Whether students are creating short, intermediate or long-term goals, school counselors are positioned to strongly influence how well students learn and apply goal-setting and action planning to their learning and lives. Plus school counselors are in a position to help students understand the connection between goal setting and action planning and their motivation, self-efficacy, self-regulation, thinking processes, behavior patterns and achievement.
Additional Resources Related to Goal Setting/Action Planning
The Internet is a wonderful tool for accessing information on just about any topic. It has been invaluable in helping us to identify what research has demonstrated to be strongly related to students’ academic achievement and well-being, and evidence-based practices that provide concrete examples of how to translate the research findings into meaningful learning opportunities that support student development.
Staying informed about what works and does not work to help students achieve and succeed is one of the defining characteristics of a professional school counselor. Internet search engines can be used to develop a deeper understanding of the topics discussed on the CBA Website. To get you started, here are some additional resources you may find helpful. These resources, however, only scratch the surface of what is available on the Internet or in published books and articles. We encourage you to use search engines to find more resources that will increase your understanding and build your capacity to apply these ideas in your work as school counselors.
A bear and a squirrel set a goal to illustrate what it takes to produce a well-constructed SMART goal.
A video by Alexandrea Garza on what she does to reach her goals and stay motivated. Practical suggestion. Good video to share with students.
A discussion of important features of personal learning plans from the Great Schools Partnership geared toward journalists, parents and community members,http://edglossary.org/personal-learning-plan/
A website from the National Collaborative on Workforce and Disability on individualized learning plans (ILP) from a workforce development perspective.http://www.ncwd-youth.info/fact-sheet/individualized-learning-plan
A free white paper on ILPs by Naviance. It discusses connecting learning to life for K-12 students through the use of an individualized approach to education. The free report can be accessed by completing a simple form.http://go.naviance.com/LP=585?utm_source=bing&utm_medium=cpc&utm_campaign=Individual%20Learning%20Plans%20-%20WS&utm_term=%2Bindividual%20%2Blearning%20%2Bplans%20for%20%2Bstudents

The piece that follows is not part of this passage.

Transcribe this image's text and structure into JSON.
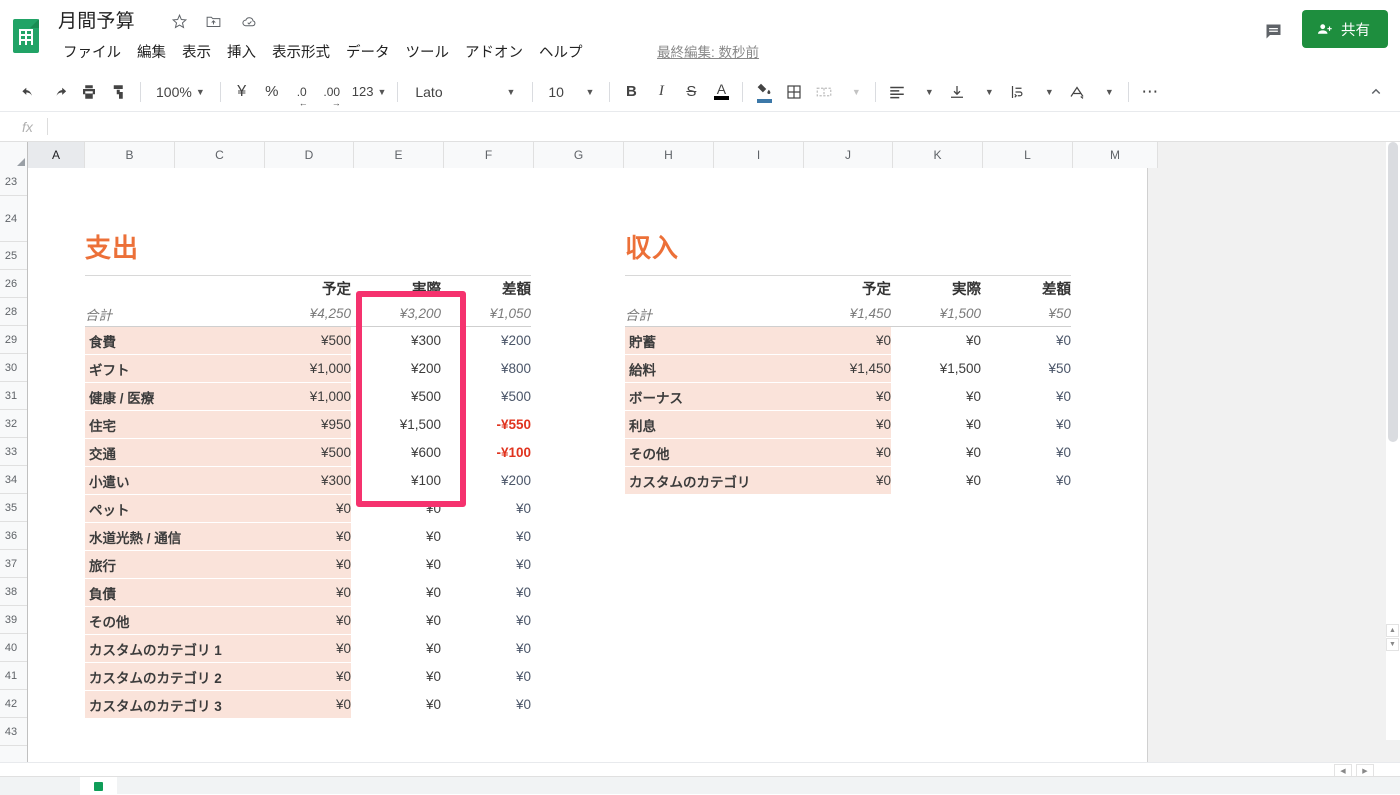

This is a 2012 report entitled “Individual Learning Plans: Improving Student Performance. It is an update to a 2009 report by Hobsons detailing states’ policies on individual learning plans (ILPs) for all students.http://www.mnschoolcounselors.org/Resources/Individual%20Learning%20Plans_Industry%20Report_053012.pdf